[PROBLEM TO WORK ON]
Your reply should hold exactly the lines from the one that contains "Convert this screenshot" through the end of the data. Repeat them word for word.

Segment Start: RECORDED DATA

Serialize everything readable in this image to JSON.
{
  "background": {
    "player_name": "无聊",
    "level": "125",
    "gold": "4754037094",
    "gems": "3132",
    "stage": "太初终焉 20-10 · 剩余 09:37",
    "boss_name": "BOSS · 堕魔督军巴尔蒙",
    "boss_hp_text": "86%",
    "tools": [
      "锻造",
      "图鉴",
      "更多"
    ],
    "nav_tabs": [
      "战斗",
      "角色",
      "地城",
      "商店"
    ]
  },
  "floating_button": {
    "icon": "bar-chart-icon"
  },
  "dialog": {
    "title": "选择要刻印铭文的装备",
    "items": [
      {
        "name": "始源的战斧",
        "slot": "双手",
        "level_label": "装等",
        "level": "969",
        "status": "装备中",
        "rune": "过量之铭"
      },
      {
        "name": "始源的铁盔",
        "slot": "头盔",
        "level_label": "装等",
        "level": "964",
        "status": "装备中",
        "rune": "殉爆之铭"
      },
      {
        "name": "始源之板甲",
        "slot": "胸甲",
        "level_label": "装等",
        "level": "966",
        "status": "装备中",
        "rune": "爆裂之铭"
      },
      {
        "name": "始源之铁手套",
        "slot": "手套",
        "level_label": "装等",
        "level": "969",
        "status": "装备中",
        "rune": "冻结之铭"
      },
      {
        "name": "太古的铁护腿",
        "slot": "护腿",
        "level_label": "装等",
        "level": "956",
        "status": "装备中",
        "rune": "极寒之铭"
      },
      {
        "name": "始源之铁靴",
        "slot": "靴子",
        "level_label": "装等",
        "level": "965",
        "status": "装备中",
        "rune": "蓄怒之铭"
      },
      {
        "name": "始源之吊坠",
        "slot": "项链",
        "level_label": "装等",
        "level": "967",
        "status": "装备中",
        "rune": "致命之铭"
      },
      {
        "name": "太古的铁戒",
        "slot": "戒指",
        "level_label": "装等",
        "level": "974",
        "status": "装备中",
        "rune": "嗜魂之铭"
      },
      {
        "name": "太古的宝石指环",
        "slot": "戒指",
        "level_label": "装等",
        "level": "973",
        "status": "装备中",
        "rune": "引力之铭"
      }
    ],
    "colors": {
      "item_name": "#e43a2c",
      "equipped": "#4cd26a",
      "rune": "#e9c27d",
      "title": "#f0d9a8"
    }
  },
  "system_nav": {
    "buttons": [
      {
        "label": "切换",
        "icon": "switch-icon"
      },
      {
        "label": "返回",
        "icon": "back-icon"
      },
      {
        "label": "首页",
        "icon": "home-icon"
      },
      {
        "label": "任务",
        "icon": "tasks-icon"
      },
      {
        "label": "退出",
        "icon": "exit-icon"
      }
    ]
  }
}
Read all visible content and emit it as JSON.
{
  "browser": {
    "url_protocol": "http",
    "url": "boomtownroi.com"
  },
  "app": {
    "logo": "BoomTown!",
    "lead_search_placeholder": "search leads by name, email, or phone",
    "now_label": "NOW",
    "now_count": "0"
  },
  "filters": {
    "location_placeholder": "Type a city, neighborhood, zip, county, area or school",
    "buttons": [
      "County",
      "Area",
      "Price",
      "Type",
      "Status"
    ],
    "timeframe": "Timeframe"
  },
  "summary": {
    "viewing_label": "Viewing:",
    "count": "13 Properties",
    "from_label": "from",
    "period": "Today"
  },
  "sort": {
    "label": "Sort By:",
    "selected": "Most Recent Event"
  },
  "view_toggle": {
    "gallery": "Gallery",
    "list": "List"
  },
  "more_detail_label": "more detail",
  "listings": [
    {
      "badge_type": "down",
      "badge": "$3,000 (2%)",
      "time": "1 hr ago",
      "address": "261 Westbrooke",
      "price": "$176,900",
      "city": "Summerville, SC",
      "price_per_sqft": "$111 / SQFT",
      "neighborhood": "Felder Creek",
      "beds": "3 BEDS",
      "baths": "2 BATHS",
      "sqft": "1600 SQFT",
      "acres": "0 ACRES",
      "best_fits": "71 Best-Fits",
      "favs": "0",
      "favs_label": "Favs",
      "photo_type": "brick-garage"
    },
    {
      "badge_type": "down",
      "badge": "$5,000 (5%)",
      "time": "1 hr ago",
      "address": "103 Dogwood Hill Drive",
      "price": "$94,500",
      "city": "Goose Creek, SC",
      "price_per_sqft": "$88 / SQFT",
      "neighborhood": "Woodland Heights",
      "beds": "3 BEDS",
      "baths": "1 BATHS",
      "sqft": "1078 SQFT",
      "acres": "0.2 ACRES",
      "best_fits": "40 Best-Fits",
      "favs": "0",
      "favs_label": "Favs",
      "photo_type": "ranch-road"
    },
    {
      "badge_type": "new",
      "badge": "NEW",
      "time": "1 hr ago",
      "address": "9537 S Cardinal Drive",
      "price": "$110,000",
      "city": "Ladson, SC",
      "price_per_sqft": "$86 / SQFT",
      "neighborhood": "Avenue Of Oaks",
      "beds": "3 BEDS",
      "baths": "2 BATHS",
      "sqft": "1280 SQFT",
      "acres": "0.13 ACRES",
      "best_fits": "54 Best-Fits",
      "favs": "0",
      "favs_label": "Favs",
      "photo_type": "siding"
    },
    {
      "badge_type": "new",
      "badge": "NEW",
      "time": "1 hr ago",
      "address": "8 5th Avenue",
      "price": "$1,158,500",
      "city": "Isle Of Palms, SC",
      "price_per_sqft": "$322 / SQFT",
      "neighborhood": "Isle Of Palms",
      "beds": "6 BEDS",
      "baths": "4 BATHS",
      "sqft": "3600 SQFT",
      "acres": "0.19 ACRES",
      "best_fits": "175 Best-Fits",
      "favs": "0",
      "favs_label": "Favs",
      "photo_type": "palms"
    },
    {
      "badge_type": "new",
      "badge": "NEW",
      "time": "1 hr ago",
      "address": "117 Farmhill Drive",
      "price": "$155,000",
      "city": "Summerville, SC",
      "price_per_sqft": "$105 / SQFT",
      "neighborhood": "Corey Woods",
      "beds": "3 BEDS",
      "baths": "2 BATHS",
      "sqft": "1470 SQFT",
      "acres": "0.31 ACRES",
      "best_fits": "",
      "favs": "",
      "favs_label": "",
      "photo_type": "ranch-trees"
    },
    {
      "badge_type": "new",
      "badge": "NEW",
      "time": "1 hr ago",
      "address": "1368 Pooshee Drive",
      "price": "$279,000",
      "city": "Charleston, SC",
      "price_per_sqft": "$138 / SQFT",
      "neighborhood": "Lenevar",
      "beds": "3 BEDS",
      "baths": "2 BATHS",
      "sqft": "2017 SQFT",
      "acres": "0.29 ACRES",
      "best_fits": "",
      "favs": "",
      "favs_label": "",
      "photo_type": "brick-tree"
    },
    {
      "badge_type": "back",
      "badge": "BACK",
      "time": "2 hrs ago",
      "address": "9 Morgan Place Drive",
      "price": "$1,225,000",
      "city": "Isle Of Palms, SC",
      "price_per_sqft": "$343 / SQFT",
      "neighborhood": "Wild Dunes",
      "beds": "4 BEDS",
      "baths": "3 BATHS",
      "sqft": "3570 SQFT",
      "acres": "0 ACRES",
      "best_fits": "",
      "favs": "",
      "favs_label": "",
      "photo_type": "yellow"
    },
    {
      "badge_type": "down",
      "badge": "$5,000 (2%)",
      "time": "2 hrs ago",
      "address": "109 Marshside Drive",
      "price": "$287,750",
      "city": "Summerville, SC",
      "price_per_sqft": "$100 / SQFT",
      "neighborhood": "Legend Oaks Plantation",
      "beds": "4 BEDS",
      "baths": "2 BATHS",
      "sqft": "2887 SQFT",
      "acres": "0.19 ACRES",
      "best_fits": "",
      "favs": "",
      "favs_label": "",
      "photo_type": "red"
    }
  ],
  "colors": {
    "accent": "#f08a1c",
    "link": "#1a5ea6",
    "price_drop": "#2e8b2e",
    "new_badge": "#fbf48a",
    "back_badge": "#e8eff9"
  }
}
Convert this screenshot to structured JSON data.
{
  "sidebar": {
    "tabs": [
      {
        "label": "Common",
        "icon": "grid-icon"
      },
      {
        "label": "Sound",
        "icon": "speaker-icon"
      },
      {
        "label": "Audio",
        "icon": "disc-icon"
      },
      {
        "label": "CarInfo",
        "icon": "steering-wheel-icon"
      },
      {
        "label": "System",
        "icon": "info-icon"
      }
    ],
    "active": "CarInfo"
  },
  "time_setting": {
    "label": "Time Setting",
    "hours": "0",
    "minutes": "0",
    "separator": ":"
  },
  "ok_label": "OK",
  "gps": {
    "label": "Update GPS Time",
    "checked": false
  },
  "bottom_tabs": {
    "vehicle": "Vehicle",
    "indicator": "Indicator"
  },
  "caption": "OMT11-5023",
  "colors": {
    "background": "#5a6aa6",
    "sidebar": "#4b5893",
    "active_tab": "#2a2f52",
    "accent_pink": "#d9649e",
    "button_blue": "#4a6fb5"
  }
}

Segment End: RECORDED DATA

[SOLVED PROBLEM]
Convert this screenshot to structured JSON data.
{
  "sidebar": {
    "tabs": [
      {
        "label": "Common",
        "icon": "grid-icon"
      },
      {
        "label": "Sound",
        "icon": "speaker-icon"
      },
      {
        "label": "Audio",
        "icon": "disc-icon"
      },
      {
        "label": "CarInfo",
        "icon": "steering-wheel-icon"
      },
      {
        "label": "System",
        "icon": "info-icon"
      }
    ],
    "active": "CarInfo"
  },
  "time_setting": {
    "label": "Time Setting",
    "hours": "0",
    "minutes": "0",
    "separator": ":"
  },
  "ok_label": "OK",
  "gps": {
    "label": "Update GPS Time",
    "checked": false
  },
  "bottom_tabs": {
    "vehicle": "Vehicle",
    "indicator": "Indicator"
  },
  "caption": "OMT11-5023",
  "colors": {
    "background": "#5a6aa6",
    "sidebar": "#4b5893",
    "active_tab": "#2a2f52",
    "accent_pink": "#d9649e",
    "button_blue": "#4a6fb5"
  }
}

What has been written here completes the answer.